- Sponge something-or-other (can’t remember the name). Pretty coral.
- Northern Exposure (twice). Flamingo tongues and pufferfish.
- Southern Comfort. Not far from Northern Exposure, and similar.
- Valleys. A small wreck on a shallow pretty reef, with lots of overhangs to investigate. Pederson Cleaner shrimps, Lionfish, Lobsters.
- MV Shak'em. Deepish wreck (keel at 31m), filled with sacks of cement. Barracuda.
- Kohani (twice). Pleasant shallow reef. Big crabs. A huge old Hawksbill turtle came up to the group and peered into everybody’s mask – see photos.
- Big Sand. Lots of stuff to see, inc a big Southern stingray.
- Black Forest (twice). Covered in Black fan coral. Lovely dive – lots to see. Scrawled filefish, Slipper lobster.
- Japanese Garden. A very good dive. Ten squid in a group, a Hawksbill turtle, a Southern Stingray, Harlequin bass, Scrawled filefish.
- The Rock. Lots of bushy soft coral.
- Dragon Bay (in the MPA). A paid-for dive with an 0700 departure. Lots of reef fish. Plenty of life. Jackknife fish and Spotted Drum, Goldentail moray.

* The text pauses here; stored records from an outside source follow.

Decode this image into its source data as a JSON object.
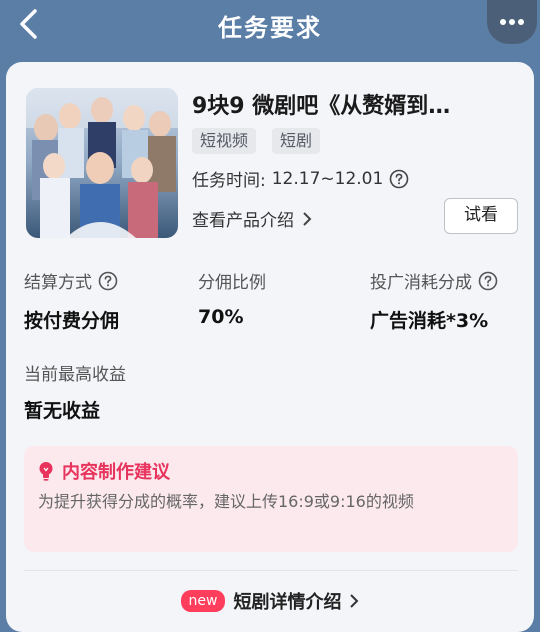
{
  "header": {
    "title": "任务要求"
  },
  "product": {
    "title": "9块9 微剧吧《从赘婿到…",
    "tags": [
      "短视频",
      "短剧"
    ],
    "task_time_label": "任务时间:",
    "task_time_value": "12.17~12.01",
    "product_intro": "查看产品介绍",
    "try_button": "试看"
  },
  "stats": {
    "settlement_label": "结算方式",
    "settlement_value": "按付费分佣",
    "commission_label": "分佣比例",
    "commission_value": "70%",
    "ad_label": "投广消耗分成",
    "ad_value": "广告消耗*3%",
    "max_income_label": "当前最高收益",
    "max_income_value": "暂无收益"
  },
  "tip": {
    "title": "内容制作建议",
    "text": "为提升获得分成的概率，建议上传16:9或9:16的视频"
  },
  "footer": {
    "badge": "new",
    "link": "短剧详情介绍"
  },
  "colors": {
    "header_bg": "#5b7ea6",
    "accent": "#e8345c",
    "new_badge": "#ff3e5c"
  }
}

- Quarter Wreck: A small wreck in several bits, spread over a wide area. An excellent dive with lots of holes and overhangs to investigate, nearly all containing something interesting: lionfish, lobsters, etc.
All dives apart from the deepest wreck dives have pretty corals and sponges, and there are always Arrow crabs and Banded shrimps, Spotted morays and Sharptail eels to be seen. Varying amounts of reef fish.
I like the diving in Grande Anse Bay. While it’s not as good as the Maldives, the coral and sponges are really beautiful, and there’s still lots of life to see. Recommended. Thanks to Gary, Curtis, Adrian, Eli and Troyson underwater, and boat Captains Rendon and Shawn, plus various spotters and office staff, and Watersports Centre Manager Boota.
About ten pictures totalling approx two to three MB per page.
Another very pleasant Sandals holiday at La Source, with a quieter, more intimate atmosphere than other Sandals resorts. The food is exceptional. The staff are very good. Our room was good, with some irritating niggles. We got sand-blasted on the beach, so retired to the Beach Pool. The diving was most enjoyable, with beautiful corals and sponges, and lots of reef life.
Would we come again? Yes - we’re definitely tempted, but there are so many other places to see!